    Facebook LoginYou can use this to streamline signing up for, or signing in to your Hubpages account.
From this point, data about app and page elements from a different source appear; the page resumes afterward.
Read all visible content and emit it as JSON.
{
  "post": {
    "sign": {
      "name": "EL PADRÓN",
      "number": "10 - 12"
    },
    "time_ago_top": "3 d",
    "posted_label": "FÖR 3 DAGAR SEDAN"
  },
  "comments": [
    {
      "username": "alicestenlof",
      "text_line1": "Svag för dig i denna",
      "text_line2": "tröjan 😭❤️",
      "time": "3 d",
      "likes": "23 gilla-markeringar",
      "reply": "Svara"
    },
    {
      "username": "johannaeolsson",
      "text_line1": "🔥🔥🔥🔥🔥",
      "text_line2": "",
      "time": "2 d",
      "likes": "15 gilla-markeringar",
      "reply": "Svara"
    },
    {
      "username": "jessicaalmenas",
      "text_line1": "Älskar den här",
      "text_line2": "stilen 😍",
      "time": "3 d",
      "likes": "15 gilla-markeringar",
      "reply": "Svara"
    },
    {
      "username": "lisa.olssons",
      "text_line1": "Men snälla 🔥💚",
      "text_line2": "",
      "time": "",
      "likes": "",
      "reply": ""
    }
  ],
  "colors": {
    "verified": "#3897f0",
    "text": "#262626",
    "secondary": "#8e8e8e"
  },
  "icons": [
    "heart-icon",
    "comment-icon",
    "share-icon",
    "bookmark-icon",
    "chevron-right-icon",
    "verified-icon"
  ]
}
No data is shared with Facebook unless you engage with this feature. (Privacy Policy)
    MavenThis supports the Maven widget and search functionality. (Privacy Policy)
    Google AdSenseThis is an ad network. (Privacy Policy)
    Google DoubleClickGoogle provides ad serving technology and runs an ad network. (Privacy Policy)
    Index ExchangeThis is an ad network. (Privacy Policy)
    SovrnThis is an ad network. (Privacy Policy)
    Facebook AdsThis is an ad network. (Privacy Policy)
    Amazon Unified Ad MarketplaceThis is an ad network. (Privacy Policy)
    AppNexusThis is an ad network. (Privacy Policy)
    OpenxThis is an ad network. (Privacy Policy)
    Rubicon ProjectThis is an ad network. (Privacy Policy)
    TripleLiftThis is an ad network. (Privacy Policy)
    Say MediaWe partner with Say Media to deliver ad campaigns on our sites. (Privacy Policy)
    Remarketing PixelsWe may use remarketing pixels from advertising networks such as Google AdWords, Bing Ads, and Facebook in order to advertise the HubPages Service to people that have visited our sites.
    Conversion Tracking PixelsWe may use conversion tracking pixels from advertising networks such as Google AdWords, Bing Ads, and Facebook in order to identify when an advertisement has successfully resulted in the desired action, such as signing up for the HubPages Service or publishing an article on the HubPages Service.
    Author Google AnalyticsThis is used to provide traffic data and reports to the authors of articles on the HubPages Service. (Privacy Policy)
    ComscoreComScore is a media measurement and analytics company providing marketing data and analytics to enterprises, media and advertising agencies, and publishers. Non-consent will result in ComScore only processing obfuscated personal data. (Privacy Policy)
    Amazon Tracking PixelSome articles display amazon products as part of the Amazon Affiliate program, this pixel provides traffic statistics for those products (Privacy Policy)